Resident Nancy Maclearie Hayduk also questioned the need for such a large expansion and said the Borough needed to be mindful of the residents who live behind the Community House. Using the architect’s model of the project she noted that the building would come out further in the back than it does now, bringing it closer to neighbors. Hayduk suggested that Councilman Herner, who chairs the Borough’s Parks and Recreation Committee, convene a committee of residents to provide input on what was really needed at the facility. Herner demurred, saying committees could go either way and could take up time. Citing Hahn’s years of commitment to the facility and her knowledge of its use, Hayduk urged Herner to rely on Hahn “as a committee of one” and involve her in any ongoing discussions about the expansion.

Mayor O’Brien asked for a motion to close the public comments when everyone who wanted to speak was finished. He thanked Damiano for his time in giving the presentation.

Any resident interested in the proposed design may visit Borough Hall and request to see the site plans. Anyone wishing to provide input should attend the next Council meeting at 8 PM on July 11, and speak during the Voice of the Public.

Spring Lake Tap House Seeks Expansion Approval from Zoning Board

In a follow-up to last month’s Zoning Board of Adjustment meeting, the Spring Lake Tap House will again seek approval for expanding its use to include outdoor dining (see “Tap House Application Carried to June 30th BOA Meeting” on The application was tabled as it was missing a stormwater management plan. Also, Board members expressed an interest in seeing a revised plan with less than the proposed 84% lot coverage to host an additional 64 seats.

Revised plans include an inground drywell and a reduction in outdoor seating to 44 seats and an 82% lot coverage.

In the May meeting, Tap House representatives argued that the outdoor dining area would be a great benefit to residents because it currently is a much sought-after accommodation. They felt there would be no impact on parking, as they indicated that no one drives anymore, but uses Uber, taxis, or bicycles. Mercer Avenue residents at that meeting complained, however, about the current difficulty in parking with bar patrons taking up both sides of the street. Late-night noise and litter were also cited as problems.

As with all municipal meetings, the Zoning Board of Adjustment is subject to the NJ State Open Public Meetings Act and all residents are encouraged to attend and speak. The meeting will be held Thursday, June 30,7:30 PM,Spring Lake Heights Borough Hall,555 Brighton Avenue.

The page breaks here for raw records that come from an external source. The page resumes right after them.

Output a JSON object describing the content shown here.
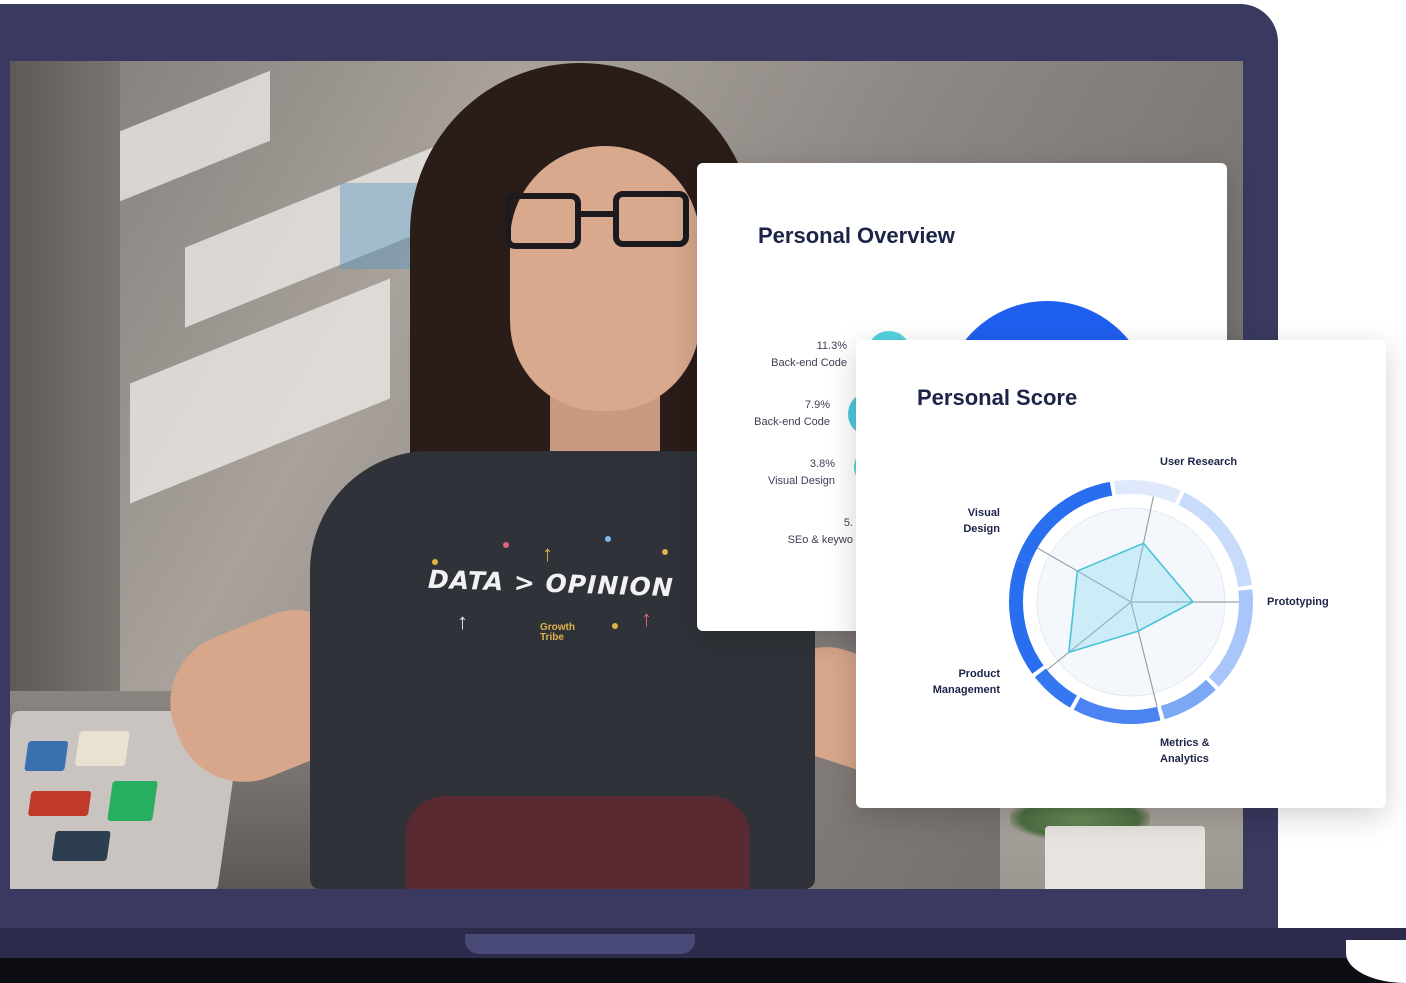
{
  "video": {
    "shirt_text": "DATA > OPINION",
    "shirt_logo_text": "Growth\nTribe"
  },
  "overview": {
    "title": "Personal Overview",
    "items": [
      {
        "pct": "11.3%",
        "label": "Back-end Code"
      },
      {
        "pct": "7.9%",
        "label": "Back-end Code"
      },
      {
        "pct": "3.8%",
        "label": "Visual Design"
      },
      {
        "pct": "5.",
        "label": "SEo & keywo"
      }
    ]
  },
  "score": {
    "title": "Personal Score",
    "axes": [
      {
        "label": "User Research"
      },
      {
        "label": "Prototyping"
      },
      {
        "label": "Metrics &\nAnalytics"
      },
      {
        "label": "Product\nManagement"
      },
      {
        "label": "Visual\nDesign"
      }
    ]
  },
  "colors": {
    "laptop": "#3a3960",
    "card_title": "#1c2448",
    "accent_blue": "#2a6ef0",
    "accent_teal": "#45c7d8"
  }
}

In June 2013, residents presented the governing body with a petition requesting the restoration of Allaire Road Park to its original state by preserving the remaining trees, replanting new trees and greenery in the Grove, and making the walking and biking paths safe.

The petition noted that in light of a discussion at the May 13th Council meeting to expand the athletic fields at Allaire Road Park, residents felt that the grounds of the elementary school would be a more suitable location for such a facility.

A Parks Committee made up of town representatives and residents was created to meet and discuss the issue. All findings were presented at a June 2, 2014 special meeting of the Borough Council. Residents were largely against expanded use, mainly due to increased traffic, noise, lighting, and the cost to the taxpayer.

Following this, the Borough Council entered into negotiations with the SLH Board of Education and ultimately struck an agreement to shift $100,000 out of the Borough’s Open Space Tax Fund over to the school to renovate the playing fields. In exchange for the $100,000, the Borough’s Recreation Program would have use of the renovated fields.

That work at the school has been completed and paid for. New trees are being planted around the Grove area. However, some parents are again coming before the Council and proposing expanded athletic use of Allaire Road Park.

Even though this issue had been resolved to everyone’s satisfaction, it is being raised again. Residents wishing to speak for or against this matter are invited to attend the next meeting of the SLH Borough Council:

Monday, June 13
8:00 PM
Spring Lake Heights Borough Hall
555 Brighton Avenue